"[…T]he goodness of a good human being is goodness at something, namely, getting happiness" (Penner 1992, "Socrates and the Early Dialogues" in R. Kraut, The Cambridge Companion to Plato, p. 135).

"…[T]hough virtue is not sufficient for happiness, it does provide its possessor the ability to transform all potential (dependent) goods into actual goods. ... This is why…[Socrates] exhorts everyone to pursue virtue above everything else, for it is only through virtue that wealth and all other dependent goods become dependably good for human beings (Ap. 30b2-4). Socrates does not have this power…; accordingly, his life has not been – could not be – as happy as it would have been, all other things being equal, had he managed to become truly virtuous" (Brickhouse & Smith 1994, Plato's Socrates, p. 134).

"Many of the Socratic dialogues show Socrates trying to get people to rethink their priorities, and to live more virtuously…. He further identifies virtue with the wisdom or understanding that is at its basis, the unified grasp of principles which enables the virtuous to act rightly in a variety of situations, and to explain and justify their decisions and actions" (Annas 1996, "Plato" in the Oxford Classical Dictionary, 3rd ed., p. 1191).

"…[F]or Socrates the object of the expertise that is virtue is the good. Thus, virtue is an expertise that enables its possessor infallibly to reach correct judgements regarding the good…." (Benson 1997, "Socrates & the Beginnings of Moral Philosophy", in C. Taylor, From the Beginning to Plato, p. 340).
"…[F]or Socrates the good is happiness or faring well" (ibid., p. 341).

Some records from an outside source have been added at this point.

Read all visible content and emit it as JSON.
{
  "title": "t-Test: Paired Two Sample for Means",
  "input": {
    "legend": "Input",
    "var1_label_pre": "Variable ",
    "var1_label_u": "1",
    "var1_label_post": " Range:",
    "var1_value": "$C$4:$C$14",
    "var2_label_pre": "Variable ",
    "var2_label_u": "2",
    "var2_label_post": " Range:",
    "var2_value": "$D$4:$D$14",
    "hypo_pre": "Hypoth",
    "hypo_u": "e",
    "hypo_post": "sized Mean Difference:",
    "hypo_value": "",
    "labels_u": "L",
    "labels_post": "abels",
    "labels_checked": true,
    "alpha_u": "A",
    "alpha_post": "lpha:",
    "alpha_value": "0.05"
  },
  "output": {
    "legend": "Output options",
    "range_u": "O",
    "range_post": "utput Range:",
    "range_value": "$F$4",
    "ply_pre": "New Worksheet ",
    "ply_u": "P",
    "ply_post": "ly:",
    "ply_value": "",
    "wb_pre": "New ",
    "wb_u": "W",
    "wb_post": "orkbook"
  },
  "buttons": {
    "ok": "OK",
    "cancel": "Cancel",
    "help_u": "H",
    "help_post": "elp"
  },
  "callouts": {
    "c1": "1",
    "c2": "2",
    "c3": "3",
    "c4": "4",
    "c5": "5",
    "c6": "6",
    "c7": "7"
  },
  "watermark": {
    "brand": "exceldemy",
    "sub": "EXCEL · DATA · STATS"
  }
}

"If we are to live well and happily, as [Socrates] assumed we all want to do more than we want anything else, we must place the highest priority on the care of our souls. That means we must above all want to acquire the virtues, since they perfect our souls and enable them to direct our lives for the better. … He thought each of the apparently separate virtues amounts to the same single body of knowledge: the comprehensive knowledge of what is and is not good for a human being" (Cooper 1998/2004, "Socrates" in the Routledge Encyclopedia of Philosophy).

Also, though Christopher Taylor is quite alive to the kind of issues I raise in the paper (see his 1998 Socrates pp. 68-69), he himself evidently favors a Traditionalist interpretation (see, e.g., ibid. p. 67 and his 1982 "The End of the Euthyphro").

It is interesting to note that even Vlastos (who was no Traditionalist) does not disagree with the Traditional Interpretation in characterizing Socratic virtue as essentially a knowledge/wisdom of how to use other goods – the most prominent feature (in my opinion) of the Traditional Interpretation. (See his 1991 Socrates: Ironist and Moral Philosopher p. 229 and his 1994 Socratic Studies pp. 113, 115-116.)

Of course the vast literature on the subject is not uniform, but there are trends that are quite noticeably, and in fact difficult to resist because they may seem plausible, they have a formidable pedigree, and resisting them requires a thorough and detailed analysis of the relevant texts. (For example, Kraut's brief remarks in the footnote, part of which I quoted above, cannot have satisfied many readers on the point.) In confronting such a task, it is easier simply to accept the dominant position, which many - I would say "most" - have.

The main point of my paper was to show that in Plato's "early" dialogues Socrates does not consistently so characterize virtue and that in some of the most prominent passages of the Apology and Crito he characterizes it in such a way that it cannot be supposed that he has in mind simply practical wisdom or something that allows one to act correctly. This calls for an interpretation of Socratic virtue from which the Traditional one would block us.

Scott Senn